copyright janet m. webb


  1. Emma Cownie says:

    Such a great name “Badlands”. Just yells American West! Wonderfully arid landscape. I have seen Asian Buffalo and they look very different to the North American Bison. The Polish Bison I have not seen but I believe they live in the ancient forest of Białowieża in Poland. Sadly the Polish government is allowing commercial logging in this ancient and unique landscape.

    • Emma, there’s a certain kind of beauty in this type of landscape as there is in the desert. Asian buffalo do look very different, don’t they. I’m sorry to read about the logging in the Polish forest.


      • Emma Cownie says:

        Me too. There has been a big campaign against it and the EU has tried to stop it but the Polish government wants to let it go ahead. So short-sighted!

  2. dweezer19 says:

    While beautiful at night, I have never been a fan of barren and dessert areas. I appreciate the beauty but must have had a bad experience in another life. 😏Beautiful images though.

  3. Dan Antion says:

    This is such an interesting part of our country.
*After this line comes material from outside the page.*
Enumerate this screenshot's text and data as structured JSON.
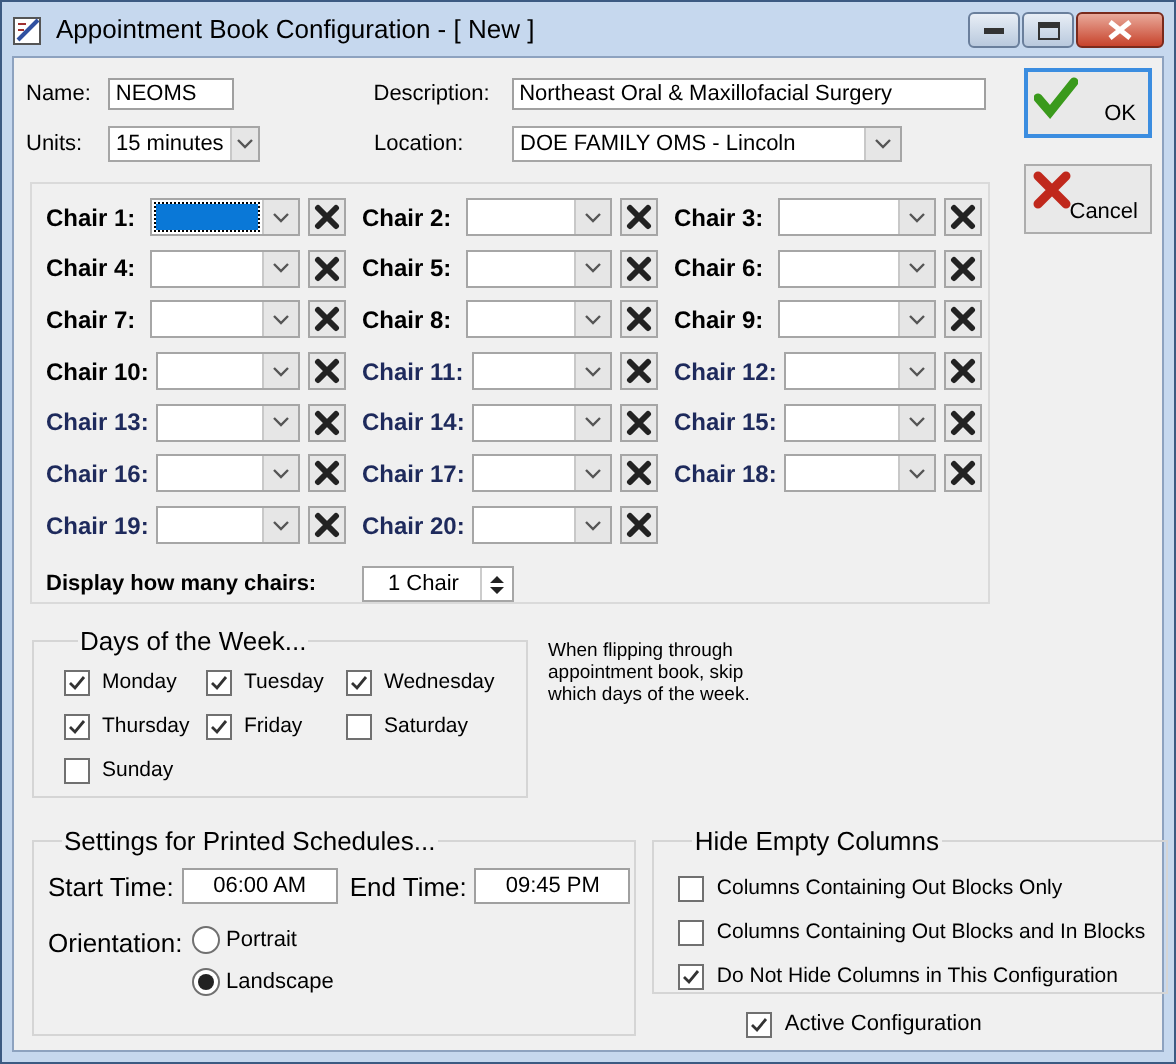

I hope to see this in person at some point, but I’m enjoying this view. Thanks for sharing, Janet.

  4. Thanks for the ride, view, and the explanations. I enjoyed them all.

  5. Suzanne says:

    That was great. I have always wondered what the Badlands are. Seeing them on the day of the eclipse must have been quite eerie.

  6. Such beautiful and majestic landscapes Janet! I’ve not been to the Badlands since the mid 80’s.
    I hope to get back one day. I’ve always called them Buffalo, but in recent years have started calling them Buffalo Bison. 🙂 One day I’ll make up mind.

  7. Thanks for the tour that shows the sweeping vistas and weathering. Stunning is still a descriptor.

  8. marianallen says:

    The Badlands is (are?) amazingly beautiful. Seeing it (them?) is a treasured memory. Photos can’t really do justice to the sight, but yours come closer than any I’ve seen.

  9. restlessjo says:

    I do like having a chauffeur 🙂 🙂

  10. So stunning, yet so desolate – like another planet…. I’m glad there was a kind person who loaned you her glasses, mainly because it/she/your story illustrates that there are thoughtful people on the planet!

  11. Thanks for the tour! This one place I’ve been wanting to visit. These photos are stunning.

  12. JANE says:

    Janet, I think the color in the photos is outstanding. How impressive to have your photo shoot on the day of the eclipse… there will be few photos like these. Unique exposures for a unique landscape. Very nice!!

    • I don’t know how many people were taking photo of anything other than the eclipse, Jane. Most were staring at the sun the entire time I observed them. I haven’t even gotten the photos off my Nikon yet to see how they turned out. These are all from my iPhone, which was on its last legs battery-wise, so I was being very careful not to fun out. 🙂

  13. Joanne Sisco says:

    There’s something both compelling and a bit frightening about such a stark environment. I imagine the muted lighting from the solar eclipse added to its ethereal quality. Great photos, Janet.

  14. VioletSky says:

    There is something so very eerie about this scenery – and the fact that you saw no wildlife only accentuates the eeriness!

  15. iAMsafari says:

    High, very high on our list. Did you visit Pine Ridge Rez?

  16. Great set, all three of them on Badlands.